Segment Start: RECORDS TO PROCESS
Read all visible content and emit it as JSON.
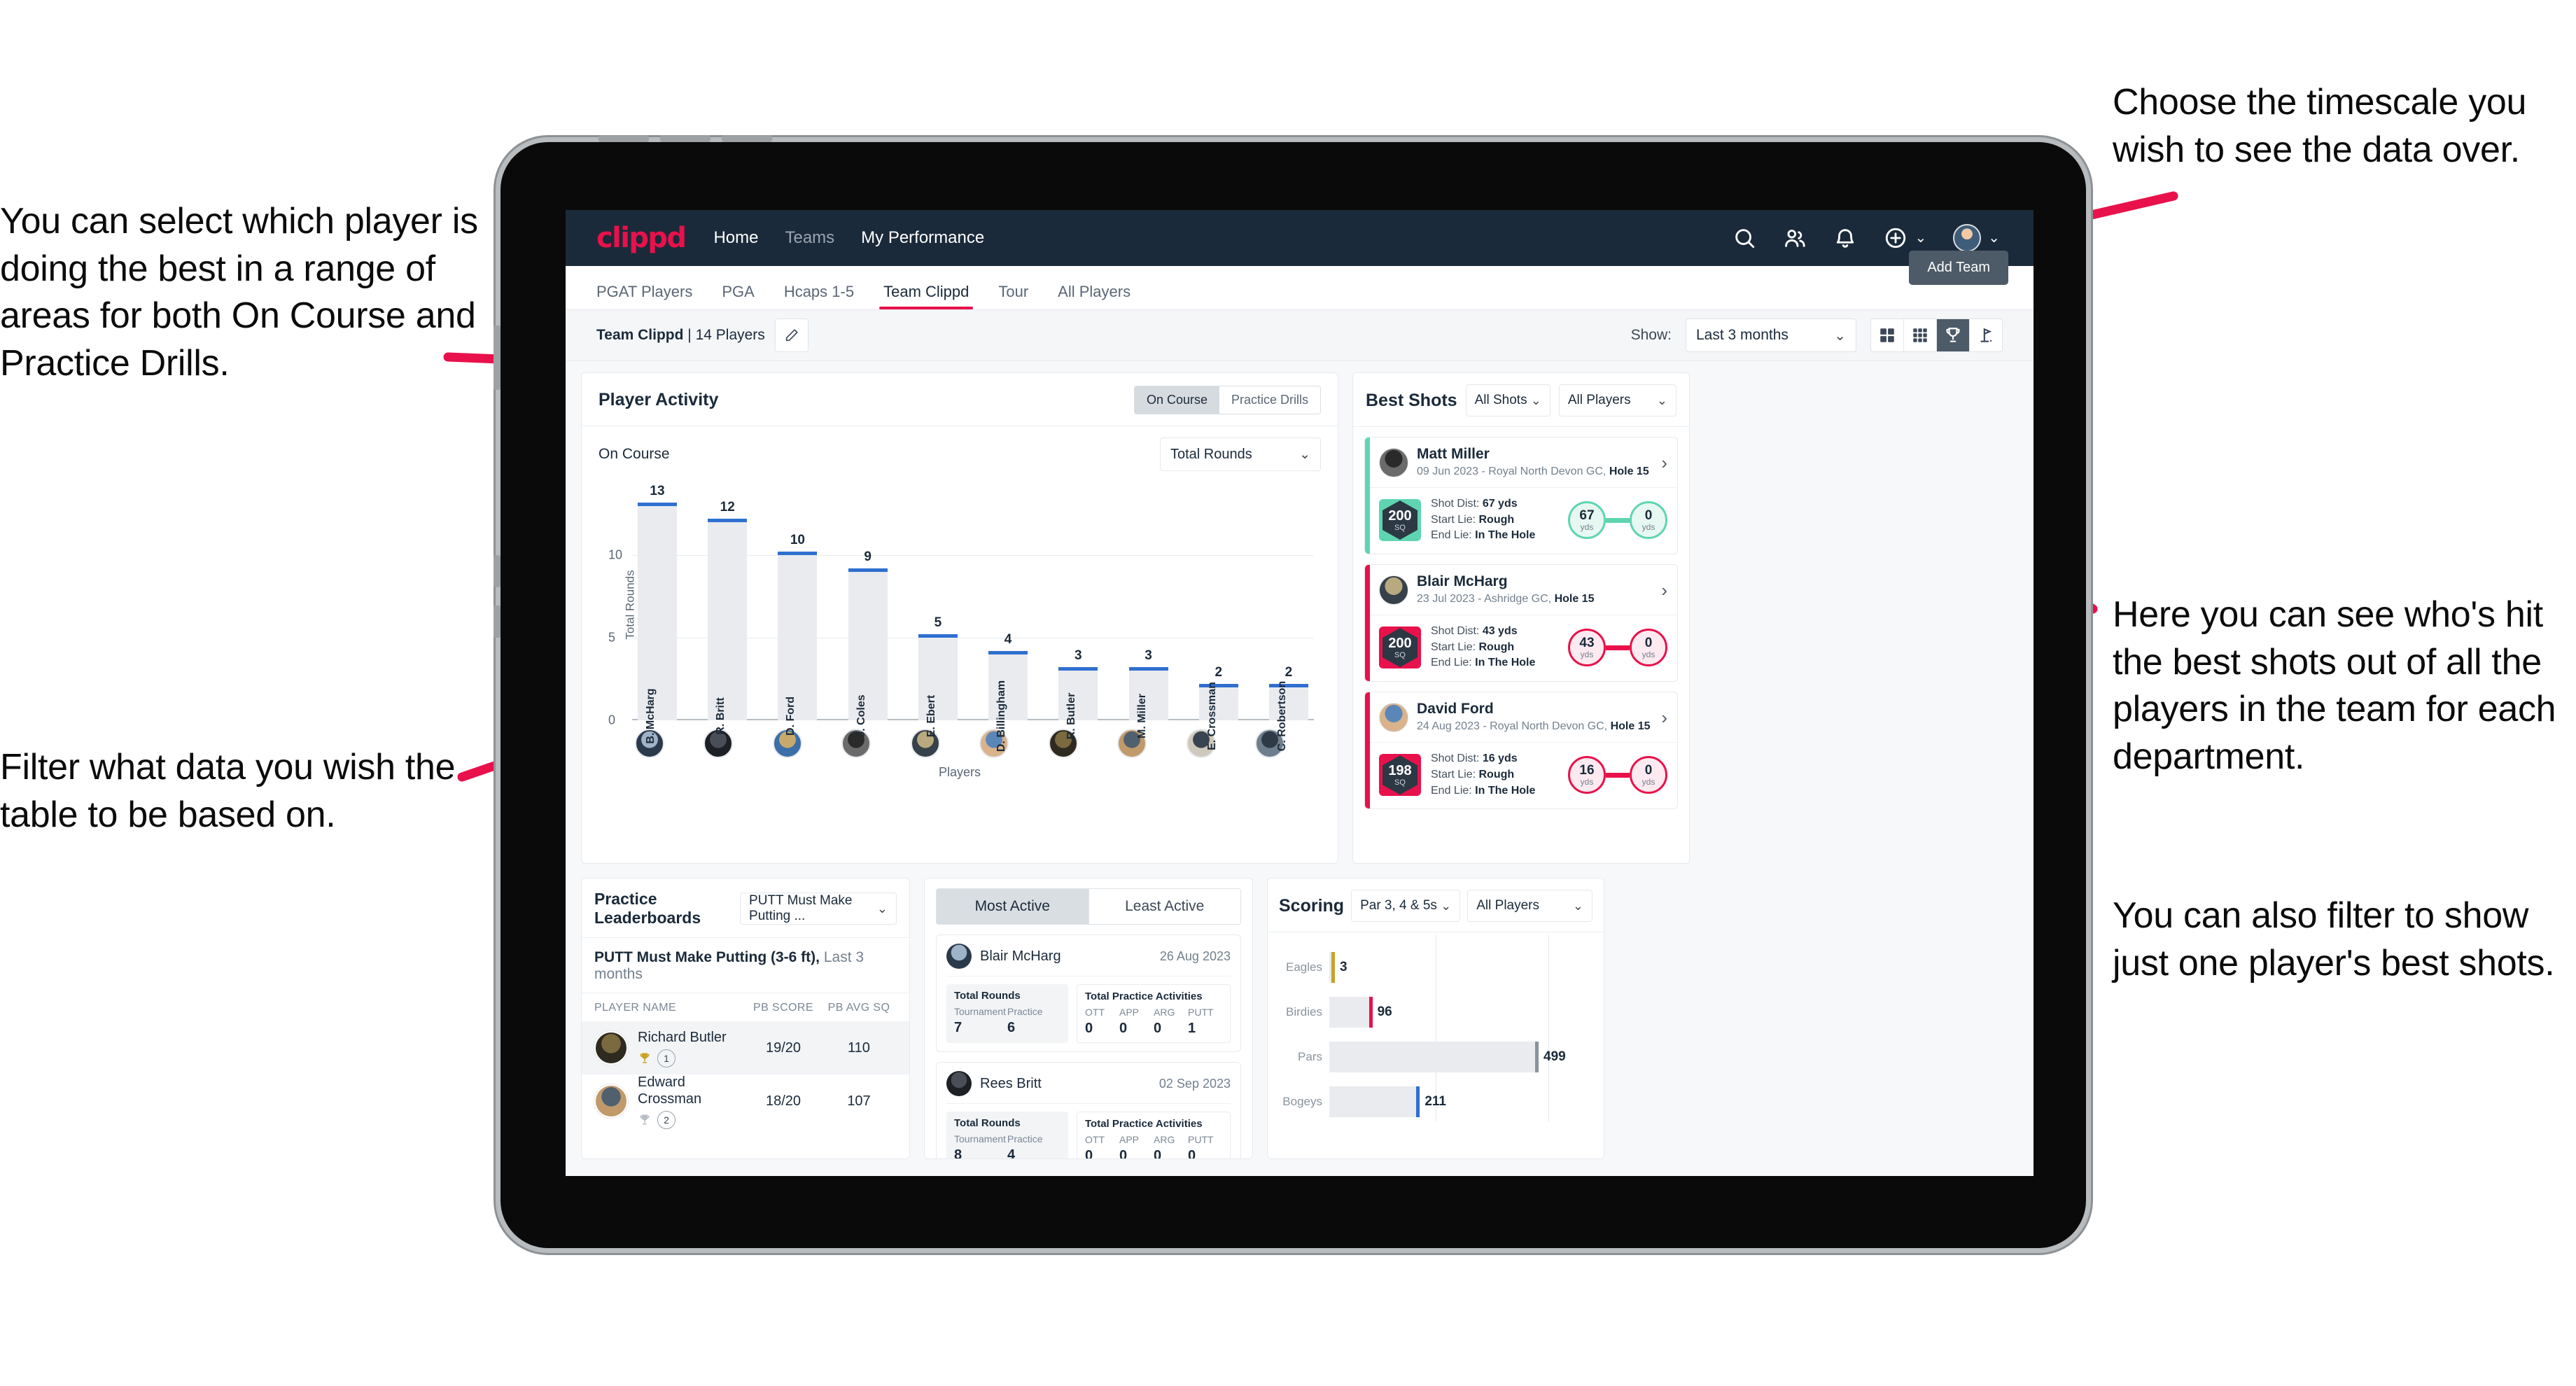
{
  "annotations": {
    "left_top": "You can select which player is doing the best in a range of areas for both On Course and Practice Drills.",
    "left_bottom": "Filter what data you wish the table to be based on.",
    "right_top": "Choose the timescale you wish to see the data over.",
    "right_mid": "Here you can see who's hit the best shots out of all the players in the team for each department.",
    "right_bottom": "You can also filter to show just one player's best shots."
  },
  "navbar": {
    "logo": "clippd",
    "links": [
      {
        "label": "Home",
        "active": true
      },
      {
        "label": "Teams",
        "active": false
      },
      {
        "label": "My Performance",
        "active": false
      }
    ],
    "icons": [
      "search-icon",
      "people-icon",
      "bell-icon",
      "plus-circle-icon",
      "avatar"
    ]
  },
  "subtabs": {
    "items": [
      {
        "label": "PGAT Players",
        "active": false
      },
      {
        "label": "PGA",
        "active": false
      },
      {
        "label": "Hcaps 1-5",
        "active": false
      },
      {
        "label": "Team Clippd",
        "active": true
      },
      {
        "label": "Tour",
        "active": false
      },
      {
        "label": "All Players",
        "active": false
      }
    ],
    "add_team_button": "Add Team"
  },
  "toolbar": {
    "team_name": "Team Clippd",
    "team_separator": " | ",
    "team_count": "14 Players",
    "edit_icon": "pencil-icon",
    "show_label": "Show:",
    "show_value": "Last 3 months",
    "view_toggles": [
      {
        "icon": "grid-4-icon",
        "active": false
      },
      {
        "icon": "grid-9-icon",
        "active": false
      },
      {
        "icon": "trophy-icon",
        "active": true
      },
      {
        "icon": "golf-flag-icon",
        "active": false
      }
    ]
  },
  "player_activity": {
    "title": "Player Activity",
    "segments": [
      {
        "label": "On Course",
        "active": true
      },
      {
        "label": "Practice Drills",
        "active": false
      }
    ],
    "sub_label": "On Course",
    "metric_select": "Total Rounds"
  },
  "chart_data": {
    "type": "bar",
    "title": "Player Activity — On Course",
    "xlabel": "Players",
    "ylabel": "Total Rounds",
    "ylim": [
      0,
      14
    ],
    "yticks": [
      0,
      5,
      10
    ],
    "grid": true,
    "categories": [
      "B. McHarg",
      "R. Britt",
      "D. Ford",
      "J. Coles",
      "E. Ebert",
      "D. Billingham",
      "R. Butler",
      "M. Miller",
      "E. Crossman",
      "C. Robertson"
    ],
    "values": [
      13,
      12,
      10,
      9,
      5,
      4,
      3,
      3,
      2,
      2
    ]
  },
  "best_shots": {
    "title": "Best Shots",
    "shot_filter": "All Shots",
    "player_filter": "All Players",
    "cards": [
      {
        "player": "Matt Miller",
        "meta_date": "09 Jun 2023",
        "meta_course": "Royal North Devon GC,",
        "meta_hole": "Hole 15",
        "sq_value": "200",
        "sq_unit": "SQ",
        "accent": "#5ed5b0",
        "shot_dist_label": "Shot Dist:",
        "shot_dist_value": "67 yds",
        "start_lie_label": "Start Lie:",
        "start_lie_value": "Rough",
        "end_lie_label": "End Lie:",
        "end_lie_value": "In The Hole",
        "start_num": "67",
        "start_unit": "yds",
        "end_num": "0",
        "end_unit": "yds"
      },
      {
        "player": "Blair McHarg",
        "meta_date": "23 Jul 2023",
        "meta_course": "Ashridge GC,",
        "meta_hole": "Hole 15",
        "sq_value": "200",
        "sq_unit": "SQ",
        "accent": "#e8114b",
        "shot_dist_label": "Shot Dist:",
        "shot_dist_value": "43 yds",
        "start_lie_label": "Start Lie:",
        "start_lie_value": "Rough",
        "end_lie_label": "End Lie:",
        "end_lie_value": "In The Hole",
        "start_num": "43",
        "start_unit": "yds",
        "end_num": "0",
        "end_unit": "yds"
      },
      {
        "player": "David Ford",
        "meta_date": "24 Aug 2023",
        "meta_course": "Royal North Devon GC,",
        "meta_hole": "Hole 15",
        "sq_value": "198",
        "sq_unit": "SQ",
        "accent": "#e8114b",
        "shot_dist_label": "Shot Dist:",
        "shot_dist_value": "16 yds",
        "start_lie_label": "Start Lie:",
        "start_lie_value": "Rough",
        "end_lie_label": "End Lie:",
        "end_lie_value": "In The Hole",
        "start_num": "16",
        "start_unit": "yds",
        "end_num": "0",
        "end_unit": "yds"
      }
    ]
  },
  "practice_leaderboards": {
    "title": "Practice Leaderboards",
    "drill_select": "PUTT Must Make Putting ...",
    "subtitle_bold": "PUTT Must Make Putting (3-6 ft),",
    "subtitle_light": " Last 3 months",
    "columns": [
      "PLAYER NAME",
      "PB SCORE",
      "PB AVG SQ"
    ],
    "rows": [
      {
        "name": "Richard Butler",
        "rank": "1",
        "trophy": "gold",
        "pb_score": "19/20",
        "pb_avg_sq": "110"
      },
      {
        "name": "Edward Crossman",
        "rank": "2",
        "trophy": "silver",
        "pb_score": "18/20",
        "pb_avg_sq": "107"
      }
    ]
  },
  "activity": {
    "tabs": [
      {
        "label": "Most Active",
        "active": true
      },
      {
        "label": "Least Active",
        "active": false
      }
    ],
    "items": [
      {
        "name": "Blair McHarg",
        "date": "26 Aug 2023",
        "rounds_title": "Total Rounds",
        "rounds_keys": [
          "Tournament",
          "Practice"
        ],
        "rounds_values": [
          "7",
          "6"
        ],
        "practice_title": "Total Practice Activities",
        "practice_keys": [
          "OTT",
          "APP",
          "ARG",
          "PUTT"
        ],
        "practice_values": [
          "0",
          "0",
          "0",
          "1"
        ]
      },
      {
        "name": "Rees Britt",
        "date": "02 Sep 2023",
        "rounds_title": "Total Rounds",
        "rounds_keys": [
          "Tournament",
          "Practice"
        ],
        "rounds_values": [
          "8",
          "4"
        ],
        "practice_title": "Total Practice Activities",
        "practice_keys": [
          "OTT",
          "APP",
          "ARG",
          "PUTT"
        ],
        "practice_values": [
          "0",
          "0",
          "0",
          "0"
        ]
      }
    ]
  },
  "scoring": {
    "title": "Scoring",
    "par_filter": "Par 3, 4 & 5s",
    "player_filter": "All Players",
    "chart": {
      "type": "bar",
      "orientation": "horizontal",
      "categories": [
        "Eagles",
        "Birdies",
        "Pars",
        "Bogeys"
      ],
      "values": [
        3,
        96,
        499,
        211
      ],
      "colors": [
        "#c9a227",
        "#e8114b",
        "#8a939d",
        "#2f6fd0"
      ],
      "xmax": 560
    }
  }
}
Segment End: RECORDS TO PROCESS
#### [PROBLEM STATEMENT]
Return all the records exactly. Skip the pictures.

#### [TASK RESULT]
Read all visible content and emit it as JSON.
{
  "annotations": {
    "left_top": "You can select which player is doing the best in a range of areas for both On Course and Practice Drills.",
    "left_bottom": "Filter what data you wish the table to be based on.",
    "right_top": "Choose the timescale you wish to see the data over.",
    "right_mid": "Here you can see who's hit the best shots out of all the players in the team for each department.",
    "right_bottom": "You can also filter to show just one player's best shots."
  },
  "navbar": {
    "logo": "clippd",
    "links": [
      {
        "label": "Home",
        "active": true
      },
      {
        "label": "Teams",
        "active": false
      },
      {
        "label": "My Performance",
        "active": false
      }
    ],
    "icons": [
      "search-icon",
      "people-icon",
      "bell-icon",
      "plus-circle-icon",
      "avatar"
    ]
  },
  "subtabs": {
    "items": [
      {
        "label": "PGAT Players",
        "active": false
      },
      {
        "label": "PGA",
        "active": false
      },
      {
        "label": "Hcaps 1-5",
        "active": false
      },
      {
        "label": "Team Clippd",
        "active": true
      },
      {
        "label": "Tour",
        "active": false
      },
      {
        "label": "All Players",
        "active": false
      }
    ],
    "add_team_button": "Add Team"
  },
  "toolbar": {
    "team_name": "Team Clippd",
    "team_separator": " | ",
    "team_count": "14 Players",
    "edit_icon": "pencil-icon",
    "show_label": "Show:",
    "show_value": "Last 3 months",
    "view_toggles": [
      {
        "icon": "grid-4-icon",
        "active": false
      },
      {
        "icon": "grid-9-icon",
        "active": false
      },
      {
        "icon": "trophy-icon",
        "active": true
      },
      {
        "icon": "golf-flag-icon",
        "active": false
      }
    ]
  },
  "player_activity": {
    "title": "Player Activity",
    "segments": [
      {
        "label": "On Course",
        "active": true
      },
      {
        "label": "Practice Drills",
        "active": false
      }
    ],
    "sub_label": "On Course",
    "metric_select": "Total Rounds"
  },
  "chart_data": {
    "type": "bar",
    "title": "Player Activity — On Course",
    "xlabel": "Players",
    "ylabel": "Total Rounds",
    "ylim": [
      0,
      14
    ],
    "yticks": [
      0,
      5,
      10
    ],
    "grid": true,
    "categories": [
      "B. McHarg",
      "R. Britt",
      "D. Ford",
      "J. Coles",
      "E. Ebert",
      "D. Billingham",
      "R. Butler",
      "M. Miller",
      "E. Crossman",
      "C. Robertson"
    ],
    "values": [
      13,
      12,
      10,
      9,
      5,
      4,
      3,
      3,
      2,
      2
    ]
  },
  "best_shots": {
    "title": "Best Shots",
    "shot_filter": "All Shots",
    "player_filter": "All Players",
    "cards": [
      {
        "player": "Matt Miller",
        "meta_date": "09 Jun 2023",
        "meta_course": "Royal North Devon GC,",
        "meta_hole": "Hole 15",
        "sq_value": "200",
        "sq_unit": "SQ",
        "accent": "#5ed5b0",
        "shot_dist_label": "Shot Dist:",
        "shot_dist_value": "67 yds",
        "start_lie_label": "Start Lie:",
        "start_lie_value": "Rough",
        "end_lie_label": "End Lie:",
        "end_lie_value": "In The Hole",
        "start_num": "67",
        "start_unit": "yds",
        "end_num": "0",
        "end_unit": "yds"
      },
      {
        "player": "Blair McHarg",
        "meta_date": "23 Jul 2023",
        "meta_course": "Ashridge GC,",
        "meta_hole": "Hole 15",
        "sq_value": "200",
        "sq_unit": "SQ",
        "accent": "#e8114b",
        "shot_dist_label": "Shot Dist:",
        "shot_dist_value": "43 yds",
        "start_lie_label": "Start Lie:",
        "start_lie_value": "Rough",
        "end_lie_label": "End Lie:",
        "end_lie_value": "In The Hole",
        "start_num": "43",
        "start_unit": "yds",
        "end_num": "0",
        "end_unit": "yds"
      },
      {
        "player": "David Ford",
        "meta_date": "24 Aug 2023",
        "meta_course": "Royal North Devon GC,",
        "meta_hole": "Hole 15",
        "sq_value": "198",
        "sq_unit": "SQ",
        "accent": "#e8114b",
        "shot_dist_label": "Shot Dist:",
        "shot_dist_value": "16 yds",
        "start_lie_label": "Start Lie:",
        "start_lie_value": "Rough",
        "end_lie_label": "End Lie:",
        "end_lie_value": "In The Hole",
        "start_num": "16",
        "start_unit": "yds",
        "end_num": "0",
        "end_unit": "yds"
      }
    ]
  },
  "practice_leaderboards": {
    "title": "Practice Leaderboards",
    "drill_select": "PUTT Must Make Putting ...",
    "subtitle_bold": "PUTT Must Make Putting (3-6 ft),",
    "subtitle_light": " Last 3 months",
    "columns": [
      "PLAYER NAME",
      "PB SCORE",
      "PB AVG SQ"
    ],
    "rows": [
      {
        "name": "Richard Butler",
        "rank": "1",
        "trophy": "gold",
        "pb_score": "19/20",
        "pb_avg_sq": "110"
      },
      {
        "name": "Edward Crossman",
        "rank": "2",
        "trophy": "silver",
        "pb_score": "18/20",
        "pb_avg_sq": "107"
      }
    ]
  },
  "activity": {
    "tabs": [
      {
        "label": "Most Active",
        "active": true
      },
      {
        "label": "Least Active",
        "active": false
      }
    ],
    "items": [
      {
        "name": "Blair McHarg",
        "date": "26 Aug 2023",
        "rounds_title": "Total Rounds",
        "rounds_keys": [
          "Tournament",
          "Practice"
        ],
        "rounds_values": [
          "7",
          "6"
        ],
        "practice_title": "Total Practice Activities",
        "practice_keys": [
          "OTT",
          "APP",
          "ARG",
          "PUTT"
        ],
        "practice_values": [
          "0",
          "0",
          "0",
          "1"
        ]
      },
      {
        "name": "Rees Britt",
        "date": "02 Sep 2023",
        "rounds_title": "Total Rounds",
        "rounds_keys": [
          "Tournament",
          "Practice"
        ],
        "rounds_values": [
          "8",
          "4"
        ],
        "practice_title": "Total Practice Activities",
        "practice_keys": [
          "OTT",
          "APP",
          "ARG",
          "PUTT"
        ],
        "practice_values": [
          "0",
          "0",
          "0",
          "0"
        ]
      }
    ]
  },
  "scoring": {
    "title": "Scoring",
    "par_filter": "Par 3, 4 & 5s",
    "player_filter": "All Players",
    "chart": {
      "type": "bar",
      "orientation": "horizontal",
      "categories": [
        "Eagles",
        "Birdies",
        "Pars",
        "Bogeys"
      ],
      "values": [
        3,
        96,
        499,
        211
      ],
      "colors": [
        "#c9a227",
        "#e8114b",
        "#8a939d",
        "#2f6fd0"
      ],
      "xmax": 560
    }
  }
}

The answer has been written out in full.